The Chief Source of Defilement

by John Yoder on October 31, 2014

The quote from J. C. Ryle about the hearts of our children and the importance of praying for their conversion is found in his comments on Mark 7:14-23.  Here is the whole section on the chief source of defilement:

We see, in the second place, from this passage, that the heart is the chief source of defilement and impurity in God’s sight. Moral purity does not depend on washing or not washing–touching things or not touching them–eating things or not eating them, as the Scribes and Pharisees taught. “There is nothing from outside a man, that entering into him can defile him–but the things which come out of him, these are those who defile the man.”

There is a deep truth in these words which is frequently overlooked. Our original sinfulness and natural inclination to evil are seldom sufficiently considered.
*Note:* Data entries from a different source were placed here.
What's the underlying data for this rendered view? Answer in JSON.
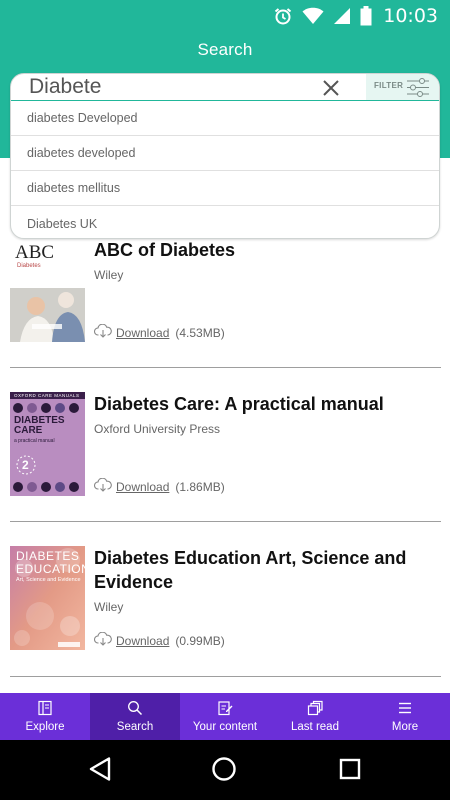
{
  "status_bar": {
    "time": "10:03",
    "icons": [
      "alarm-icon",
      "wifi-icon",
      "signal-icon",
      "battery-icon"
    ]
  },
  "header": {
    "title": "Search"
  },
  "search": {
    "query": "Diabete",
    "filter_label": "FILTER",
    "suggestions": [
      "diabetes Developed",
      "diabetes developed",
      "diabetes mellitus",
      "Diabetes UK"
    ]
  },
  "books": [
    {
      "title": "ABC of Diabetes",
      "publisher": "Wiley",
      "download_label": "Download",
      "size": "(4.53MB)",
      "cover": {
        "heading": "ABC",
        "sub": "Diabetes"
      }
    },
    {
      "title": "Diabetes Care: A practical manual",
      "publisher": "Oxford University Press",
      "download_label": "Download",
      "size": "(1.86MB)",
      "cover": {
        "series": "OXFORD CARE MANUALS",
        "heading1": "DIABETES",
        "heading2": "CARE",
        "sub": "a practical manual",
        "edition": "2"
      }
    },
    {
      "title": "Diabetes Education Art, Science and Evidence",
      "publisher": "Wiley",
      "download_label": "Download",
      "size": "(0.99MB)",
      "cover": {
        "heading1": "DIABETES",
        "heading2": "EDUCATION",
        "sub": "Art, Science and Evidence"
      }
    }
  ],
  "bottom_nav": [
    {
      "label": "Explore",
      "icon": "book-icon",
      "active": false
    },
    {
      "label": "Search",
      "icon": "search-icon",
      "active": true
    },
    {
      "label": "Your content",
      "icon": "edit-note-icon",
      "active": false
    },
    {
      "label": "Last read",
      "icon": "stacked-pages-icon",
      "active": false
    },
    {
      "label": "More",
      "icon": "menu-icon",
      "active": false
    }
  ],
  "system_nav": [
    "back-icon",
    "home-icon",
    "recents-icon"
  ],
  "colors": {
    "header": "#21b79a",
    "nav": "#6b2fd8",
    "nav_active": "#4f1fa8"
  }
}
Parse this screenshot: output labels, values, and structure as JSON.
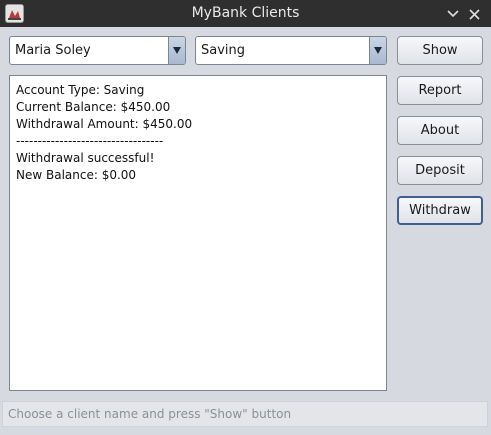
{
  "window": {
    "title": "MyBank Clients",
    "icon": "bank-app-icon"
  },
  "titlebar_buttons": [
    {
      "name": "minimize-icon",
      "glyph": "chevron-down"
    },
    {
      "name": "close-icon",
      "glyph": "x"
    }
  ],
  "client_combo": {
    "selected": "Maria Soley"
  },
  "account_combo": {
    "selected": "Saving"
  },
  "buttons": {
    "show": "Show",
    "report": "Report",
    "about": "About",
    "deposit": "Deposit",
    "withdraw": "Withdraw"
  },
  "output": {
    "lines": [
      "Account Type: Saving",
      "Current Balance: $450.00",
      "Withdrawal Amount: $450.00",
      "----------------------------------",
      "Withdrawal successful!",
      "New Balance: $0.00"
    ]
  },
  "statusbar": {
    "text": "Choose a client name and press \"Show\" button"
  },
  "colors": {
    "titlebar": "#2f2f2f",
    "window_bg": "#d6d9df",
    "focus_border": "#3f5f92",
    "combo_arrow": "#a8b9cf"
  }
}
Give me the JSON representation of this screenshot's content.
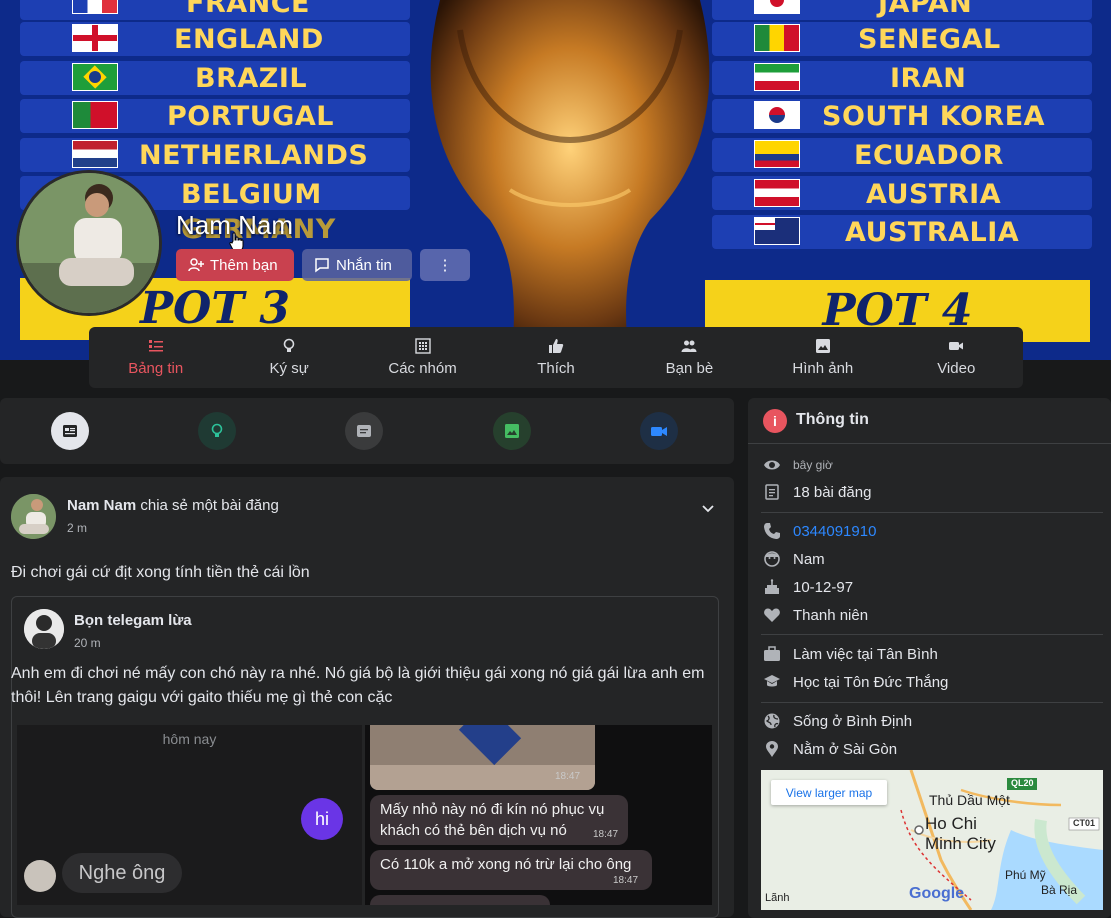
{
  "cover": {
    "left_countries": [
      "FRANCE",
      "ENGLAND",
      "BRAZIL",
      "PORTUGAL",
      "NETHERLANDS",
      "BELGIUM",
      "GERMANY"
    ],
    "right_countries": [
      "JAPAN",
      "SENEGAL",
      "IRAN",
      "SOUTH KOREA",
      "ECUADOR",
      "AUSTRIA",
      "AUSTRALIA"
    ],
    "pot_left": "POT 3",
    "pot_right": "POT 4"
  },
  "profile": {
    "name": "Nam Nam",
    "add_friend": "Thêm bạn",
    "message": "Nhắn tin",
    "more": "⋮"
  },
  "nav": {
    "items": [
      {
        "label": "Bảng tin",
        "icon": "feed-icon"
      },
      {
        "label": "Ký sự",
        "icon": "bulb-icon"
      },
      {
        "label": "Các nhóm",
        "icon": "groups-icon"
      },
      {
        "label": "Thích",
        "icon": "like-icon"
      },
      {
        "label": "Bạn bè",
        "icon": "friends-icon"
      },
      {
        "label": "Hình ảnh",
        "icon": "image-icon"
      },
      {
        "label": "Video",
        "icon": "video-icon"
      }
    ]
  },
  "post": {
    "author": "Nam Nam",
    "action": "chia sẻ một bài đăng",
    "time": "2 m",
    "text": "Đi chơi gái cứ địt xong tính tiền thẻ cái lồn",
    "shared": {
      "author": "Bọn telegam lừa",
      "time": "20 m",
      "text": "Anh em đi chơi né mấy con chó này ra nhé. Nó giá bộ là giới thiệu gái xong nó giá gái lừa anh em thôi! Lên trang gaigu với gaito thiếu mẹ gì thẻ con cặc",
      "left_shot": {
        "day": "hôm nay",
        "hi": "hi",
        "reply": "Nghe ông"
      },
      "right_shot": {
        "t1": "18:47",
        "m1": "Mấy nhỏ này nó đi kín nó phục vụ khách có thẻ bên dịch vụ nó",
        "t2": "18:47",
        "m2": "Có 110k a mở xong nó trừ lại cho ông",
        "t3": "18:47"
      }
    }
  },
  "info": {
    "title": "Thông tin",
    "seen": "bây giờ",
    "posts": "18 bài đăng",
    "phone": "0344091910",
    "gender": "Nam",
    "birthday": "10-12-97",
    "relation": "Thanh niên",
    "work": "Làm việc tại Tân Bình",
    "study": "Học tại Tôn Đức Thắng",
    "lives": "Sống ở Bình Định",
    "location": "Nằm ở Sài Gòn",
    "map": {
      "button": "View larger map",
      "city1": "Thủ Dầu Một",
      "city2": "Ho Chi Minh City",
      "city3": "Phú Mỹ",
      "city4": "Bà Rịa",
      "road1": "QL20",
      "road2": "CT01",
      "brand": "Google",
      "city5": "Lãnh"
    }
  },
  "colors": {
    "accent": "#e8555f",
    "link": "#2d88ff",
    "card": "#242526",
    "bg": "#18191a"
  }
}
The wickedness of men is often attributed to bad examples, bad company, peculiar temptations, or the snares of the devil. It seems forgotten that every man carries within him a fountain of wickedness. We need no bad company to teach us, and no devil to tempt us, in order to run into sin. We have within us the beginning of every sin under heaven.

We ought to remember this in the training and education of children. In all our management we must never forget, that the seeds of all mischief and wickedness are in their hearts. It is not enough to keep boys and girls at home, and shut out every outward temptation. They carry within them a heart ready for any sin, and until that heart is changed they are not safe, whatever we do. When children do wrong, it is a common practice to lay all the blame on bad companions. But it is mere ignorance, blindness, and foolishness to do so. Bad companions are a great evil no doubt, and an evil to be avoided as much as possible. But no bad companion teaches a boy or girl half as much sin as their own hearts will suggest to them, unless they are renewed by the Spirit. The beginning of all wickedness is within. If parents were half as diligent in praying for their children’s conversion as they are in keeping them from bad company, their children would turn out far better than they do.

If you want to read more from J. C. Ryle’s Expository Thoughts on the Gospels go here.

Previous post:

Next post: